Groups :

 Alkali Metals

Tool: Interactive Periodic Table

About the Group
The first column of the periodic table is the group of elements known as the Group 1 or alkali metals. This group includes lithium, sodium, potassium, rubidium, cesium, and francium. By definition, a metal is an element that loses one or more electrons to create a positively charged ion known as a cation (pronounced "cat"- "ion"). The alkali metals have only one electron in their outermost energy level. All elements would like to have complete s and p orbitals in their outermost energy levels, an arrangement of eight electrons called an octet. The rule of thumb for creating any type of ion is called the Octet Rule. The Octet Rule says that elements lose, gain, or share electrons to form the required octet in their highest remaining energy level.

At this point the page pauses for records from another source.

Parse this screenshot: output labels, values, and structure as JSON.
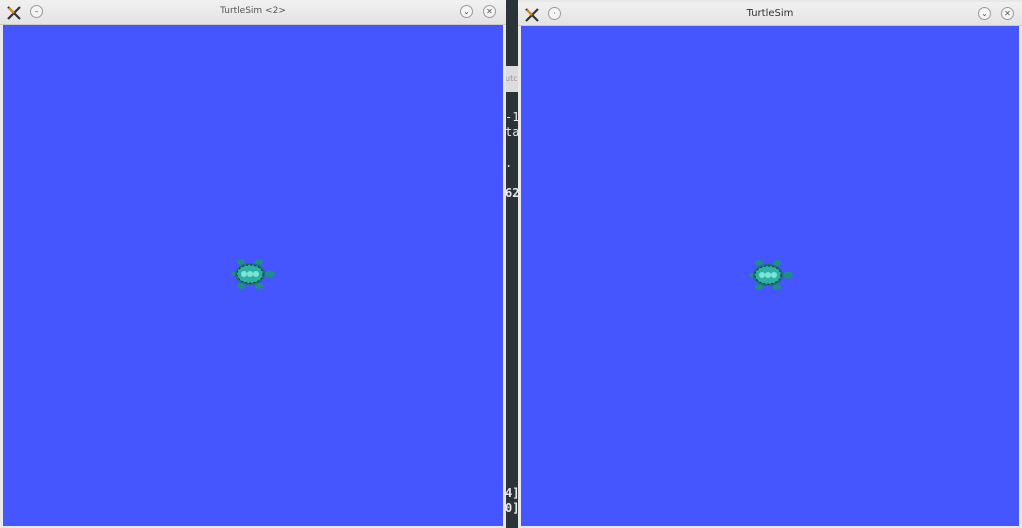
{
  "background_terminal": {
    "tab_text": "utc",
    "lines": [
      "-1",
      "ta",
      ".",
      "62",
      "4]",
      "0]"
    ]
  },
  "windows": [
    {
      "title": "TurtleSim <2>",
      "canvas_color": "#4556ff",
      "icons": [
        "app-logo-icon",
        "pin-icon",
        "minimize-icon",
        "close-icon"
      ]
    },
    {
      "title": "TurtleSim",
      "canvas_color": "#4556ff",
      "icons": [
        "app-logo-icon",
        "pin-icon",
        "minimize-icon",
        "close-icon"
      ]
    }
  ],
  "turtle": {
    "shell_color": "#2bb0a6",
    "body_color": "#1e8f86"
  }
}
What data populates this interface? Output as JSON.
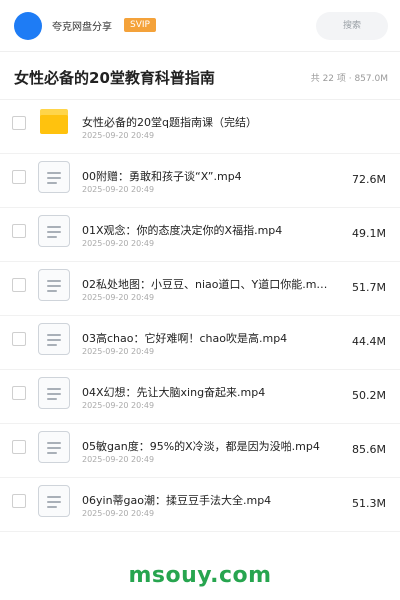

Chemical Properties
The alkali metals are the most reactive of all of the metals. Adding them to water causes the hydrogen in the water to be released as a gas, and the formation of very strong bases known as hydroxides. The release of hydrogen is also accompanied by a release of energy during the reaction. For example, adding metallic lithium to water will cause strong fizzing and bubbling with a slight increase of heat. Adding metallic sodium to water will cause more rapid production of hydrogen gas. But adding even a small amount of potassium to water will release a large enough amount of energy to cause an explosion and fire as the hydrogen gas is released and ignited.

In the "Real" World
When metals combine with nonmetals they form a class of chemicals known as salts. The common table salt you use every day is a compound of sodium, an alkali metal, and chlorine, a very reactive nonmetal. Other salts are formed when a different metal or nonmetal is used. Salt substitutes are often potassium chloride compounds. The potassium is used instead of sodium to create the compound. This allows people to control the sodium intake in their daily meals.

Illustration highlighting the alkali metals on the periodic table